Right, so where do you even begin with what to cook for Italy. There are so many iconic and regional dishes to choose from that it was actually rather difficult to pick a main and a dessert. I mean not only is this the land of pizza, pasta and gelato – but risottos, bread, soups, stews, salumi and many other things. Hell, if you go to the north of the country, you find a lot of Italian dishes that most of us would be more likely to identify as Austrian or Swiss.
There is also the issue of appropriation with certain dishes due to the popularity of Italian cuisine. So many of us make something we identify as ‘spaghetti bolognese’ and it’s just not Italian food. In this vein, I found recipes that are as authentic as possible and thought it would be cool to make one thing I know how to make and one thing I haven’t.
For a very long time, spaghetti carbonara would have probably ranked as my favourite dish. This was back when I was young, refused to eat vegetables and seemed to eat at a lot of Italian restaurants. However, this wasn’t proper carbonara – it was carbonara featuring a lot of cream and, sometimes, peas. It wasn’t until I covered guanciale nearly four and a half years ago that I made carbonara that could be described as authentic (although, to be fair, I have been making nearly-proper carbonara for about five years prior).
So, what makes carbonara authentic? Firstly, no cream whatsoever. Now that I’ve been making it with egg yolk, butter and cheese instead – the idea of using cream just feels wrong. Guanciale (or pork cheek) instead of pancetta as the meat and pecorino or parmesan as the cheese.

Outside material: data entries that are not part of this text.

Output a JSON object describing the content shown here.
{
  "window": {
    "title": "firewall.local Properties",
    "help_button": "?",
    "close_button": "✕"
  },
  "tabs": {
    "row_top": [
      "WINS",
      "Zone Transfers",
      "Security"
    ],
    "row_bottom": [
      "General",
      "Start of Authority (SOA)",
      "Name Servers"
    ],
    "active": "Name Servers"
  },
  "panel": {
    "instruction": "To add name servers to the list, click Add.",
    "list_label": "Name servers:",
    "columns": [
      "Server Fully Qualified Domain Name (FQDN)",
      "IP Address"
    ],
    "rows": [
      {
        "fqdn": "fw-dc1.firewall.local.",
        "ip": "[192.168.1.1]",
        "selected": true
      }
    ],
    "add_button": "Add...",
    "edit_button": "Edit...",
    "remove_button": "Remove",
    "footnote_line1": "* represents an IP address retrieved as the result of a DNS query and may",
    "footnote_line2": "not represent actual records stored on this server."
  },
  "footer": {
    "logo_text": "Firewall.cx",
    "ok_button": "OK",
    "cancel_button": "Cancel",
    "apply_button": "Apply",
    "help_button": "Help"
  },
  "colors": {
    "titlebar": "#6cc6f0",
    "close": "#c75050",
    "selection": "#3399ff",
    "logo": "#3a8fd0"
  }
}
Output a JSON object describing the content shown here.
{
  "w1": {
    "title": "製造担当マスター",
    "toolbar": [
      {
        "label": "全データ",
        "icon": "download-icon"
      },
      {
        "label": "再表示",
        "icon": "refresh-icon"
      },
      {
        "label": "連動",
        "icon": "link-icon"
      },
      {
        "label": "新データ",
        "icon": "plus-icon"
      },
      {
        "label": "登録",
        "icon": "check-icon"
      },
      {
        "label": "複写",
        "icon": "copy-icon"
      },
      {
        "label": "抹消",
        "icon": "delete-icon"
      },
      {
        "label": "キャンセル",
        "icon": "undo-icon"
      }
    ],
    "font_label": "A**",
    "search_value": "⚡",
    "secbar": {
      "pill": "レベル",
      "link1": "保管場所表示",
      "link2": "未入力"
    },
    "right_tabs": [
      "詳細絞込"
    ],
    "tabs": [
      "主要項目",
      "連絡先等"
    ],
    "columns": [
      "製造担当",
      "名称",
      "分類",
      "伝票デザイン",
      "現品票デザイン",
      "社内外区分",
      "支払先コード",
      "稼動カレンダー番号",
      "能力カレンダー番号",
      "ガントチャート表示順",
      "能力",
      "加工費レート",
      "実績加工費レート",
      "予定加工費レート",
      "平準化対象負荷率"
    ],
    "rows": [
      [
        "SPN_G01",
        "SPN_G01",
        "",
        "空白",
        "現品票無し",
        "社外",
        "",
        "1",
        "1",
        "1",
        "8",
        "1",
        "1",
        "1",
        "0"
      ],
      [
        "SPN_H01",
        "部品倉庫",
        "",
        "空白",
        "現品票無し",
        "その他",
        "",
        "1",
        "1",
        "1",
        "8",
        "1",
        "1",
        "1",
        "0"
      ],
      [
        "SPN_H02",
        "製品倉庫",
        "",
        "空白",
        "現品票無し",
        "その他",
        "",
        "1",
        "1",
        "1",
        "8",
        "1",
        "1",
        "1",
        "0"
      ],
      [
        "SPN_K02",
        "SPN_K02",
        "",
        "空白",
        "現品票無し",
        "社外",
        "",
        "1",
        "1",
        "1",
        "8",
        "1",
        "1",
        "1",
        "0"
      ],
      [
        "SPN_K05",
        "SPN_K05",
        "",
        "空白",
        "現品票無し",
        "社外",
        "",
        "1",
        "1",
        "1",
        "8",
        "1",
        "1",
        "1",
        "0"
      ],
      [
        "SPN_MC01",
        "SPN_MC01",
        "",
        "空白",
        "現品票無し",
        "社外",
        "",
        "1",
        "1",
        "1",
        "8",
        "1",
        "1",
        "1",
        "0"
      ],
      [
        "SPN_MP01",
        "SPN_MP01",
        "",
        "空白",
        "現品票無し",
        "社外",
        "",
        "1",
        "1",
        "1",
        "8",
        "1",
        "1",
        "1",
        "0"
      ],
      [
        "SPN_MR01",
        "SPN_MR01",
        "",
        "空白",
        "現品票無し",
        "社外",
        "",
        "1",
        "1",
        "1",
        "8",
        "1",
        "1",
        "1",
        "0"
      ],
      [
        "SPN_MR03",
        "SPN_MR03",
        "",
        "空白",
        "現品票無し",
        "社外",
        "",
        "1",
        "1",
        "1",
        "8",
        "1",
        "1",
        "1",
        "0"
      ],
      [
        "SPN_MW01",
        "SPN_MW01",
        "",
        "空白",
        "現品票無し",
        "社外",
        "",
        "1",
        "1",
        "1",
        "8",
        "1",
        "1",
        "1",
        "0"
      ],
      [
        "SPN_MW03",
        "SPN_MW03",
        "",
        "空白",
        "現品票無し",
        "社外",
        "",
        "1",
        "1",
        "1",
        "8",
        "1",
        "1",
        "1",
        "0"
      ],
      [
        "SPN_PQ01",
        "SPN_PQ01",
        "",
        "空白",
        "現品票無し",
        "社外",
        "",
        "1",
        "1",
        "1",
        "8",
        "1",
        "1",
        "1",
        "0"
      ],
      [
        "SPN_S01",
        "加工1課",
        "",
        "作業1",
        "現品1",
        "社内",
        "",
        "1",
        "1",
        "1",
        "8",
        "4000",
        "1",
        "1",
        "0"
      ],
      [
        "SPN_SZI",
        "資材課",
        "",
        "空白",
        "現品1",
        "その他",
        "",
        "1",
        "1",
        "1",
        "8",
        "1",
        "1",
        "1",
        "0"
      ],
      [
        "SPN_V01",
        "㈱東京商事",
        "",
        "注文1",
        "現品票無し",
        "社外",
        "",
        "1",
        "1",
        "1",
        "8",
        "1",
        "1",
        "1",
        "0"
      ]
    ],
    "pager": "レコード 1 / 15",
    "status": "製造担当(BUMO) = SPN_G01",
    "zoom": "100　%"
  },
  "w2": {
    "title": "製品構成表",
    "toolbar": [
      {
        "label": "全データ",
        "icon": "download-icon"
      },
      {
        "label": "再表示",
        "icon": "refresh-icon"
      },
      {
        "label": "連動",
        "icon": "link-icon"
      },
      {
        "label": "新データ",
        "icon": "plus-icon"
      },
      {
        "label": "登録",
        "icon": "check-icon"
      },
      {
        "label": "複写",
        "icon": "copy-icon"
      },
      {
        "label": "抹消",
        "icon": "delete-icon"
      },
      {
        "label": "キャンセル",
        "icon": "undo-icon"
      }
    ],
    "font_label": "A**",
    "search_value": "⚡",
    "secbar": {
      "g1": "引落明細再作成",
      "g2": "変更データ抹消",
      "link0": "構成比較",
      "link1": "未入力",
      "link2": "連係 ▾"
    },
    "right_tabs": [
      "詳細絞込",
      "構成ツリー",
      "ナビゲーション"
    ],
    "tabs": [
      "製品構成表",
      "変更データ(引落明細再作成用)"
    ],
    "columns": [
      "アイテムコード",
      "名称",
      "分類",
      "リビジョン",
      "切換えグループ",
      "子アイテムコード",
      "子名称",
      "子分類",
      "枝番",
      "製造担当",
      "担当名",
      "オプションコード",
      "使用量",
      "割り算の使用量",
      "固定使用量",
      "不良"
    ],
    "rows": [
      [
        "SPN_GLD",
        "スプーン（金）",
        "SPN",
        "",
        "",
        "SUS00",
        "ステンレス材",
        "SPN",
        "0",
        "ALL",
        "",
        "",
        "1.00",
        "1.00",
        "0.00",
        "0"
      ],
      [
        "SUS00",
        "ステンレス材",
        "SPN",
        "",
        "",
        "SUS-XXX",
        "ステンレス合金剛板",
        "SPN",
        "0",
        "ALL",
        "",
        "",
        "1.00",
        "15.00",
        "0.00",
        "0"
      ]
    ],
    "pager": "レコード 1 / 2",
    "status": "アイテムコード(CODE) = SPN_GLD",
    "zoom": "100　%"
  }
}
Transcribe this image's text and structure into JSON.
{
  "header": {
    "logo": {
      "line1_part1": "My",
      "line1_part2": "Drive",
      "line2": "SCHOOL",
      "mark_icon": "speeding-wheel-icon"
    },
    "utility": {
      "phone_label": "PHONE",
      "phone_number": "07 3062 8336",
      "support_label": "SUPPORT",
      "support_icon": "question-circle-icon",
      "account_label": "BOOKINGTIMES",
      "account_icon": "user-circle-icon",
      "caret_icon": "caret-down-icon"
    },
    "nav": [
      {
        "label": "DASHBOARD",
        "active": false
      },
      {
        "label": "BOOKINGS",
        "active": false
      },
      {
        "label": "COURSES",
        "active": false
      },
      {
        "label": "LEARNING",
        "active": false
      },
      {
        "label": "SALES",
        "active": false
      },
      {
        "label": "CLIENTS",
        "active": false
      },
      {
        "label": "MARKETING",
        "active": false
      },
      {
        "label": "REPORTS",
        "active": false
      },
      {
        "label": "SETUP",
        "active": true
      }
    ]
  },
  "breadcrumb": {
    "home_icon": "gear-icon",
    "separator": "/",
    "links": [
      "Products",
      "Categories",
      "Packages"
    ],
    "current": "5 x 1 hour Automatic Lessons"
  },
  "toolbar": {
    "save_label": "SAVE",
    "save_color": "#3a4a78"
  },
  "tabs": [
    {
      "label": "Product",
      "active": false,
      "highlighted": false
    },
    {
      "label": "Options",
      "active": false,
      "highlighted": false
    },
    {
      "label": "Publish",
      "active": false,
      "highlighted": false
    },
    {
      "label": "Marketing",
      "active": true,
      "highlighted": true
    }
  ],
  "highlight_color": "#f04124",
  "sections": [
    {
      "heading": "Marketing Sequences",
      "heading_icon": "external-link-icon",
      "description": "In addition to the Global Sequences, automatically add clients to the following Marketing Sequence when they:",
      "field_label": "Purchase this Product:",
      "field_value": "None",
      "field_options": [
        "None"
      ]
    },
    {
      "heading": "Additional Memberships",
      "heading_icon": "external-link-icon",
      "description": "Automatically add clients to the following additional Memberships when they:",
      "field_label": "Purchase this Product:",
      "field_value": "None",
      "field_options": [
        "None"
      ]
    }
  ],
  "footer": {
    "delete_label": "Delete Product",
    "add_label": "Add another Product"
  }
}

Now that I make this type of carbonara, this is my favourite pasta dish and would probably rank as one of my top ten dishes out there. This recipe by Antonio Carluccio was used for today’s recipe – and is pretty much the version I’ve made for ages, including the first meal that I ever cooked for my husband.
Like with Venezuela, I could hardly pass up this opportunity to unite the two food lists. There were a few options of things to make from Italy, but I thought I would go for this crunchy and crumbly tart from Lombardy because it looked relatively simple to make. This is true as long as you don’t forget that your flan ban has a loose bottom which can send the mixture flying on its way to the oven. Oh well, at least I had enough left to cook – even if my fan oven was a bit overly zealous with cooking the top layer…
As the recipe from Mano’s Menu shows, the ingredients required for this dish are fairly humble and can be found in most store cupboards. It’s also one of those rare dishes that doesn’t take that long to put together and tastes like a lot more effort went into it than what actually did. Unless you do a crumbly juggling act like I did.
Sbrisolona is listed as a cake, although it feels more like the offspring of an overgrown cookie and the base of a cheesecake. It’s really satisfying to break off pieces (as it pretty much starts to shatter when you use a knife to cut it) and there is just so much of it that I can see this being dessert for the next 2-3 days. I wonder what it’ll taste like with some vanilla skyr yoghurt.
So that’s the first 25 countries crossed off and 168 still to go. There are still so many huge cuisines yet to touch and a lot of new things to try and make for myself (injera anyone?). Next time I’ll be back trying to make something from Africa, although I cannot help but think that Mozambique will be a tough act to follow.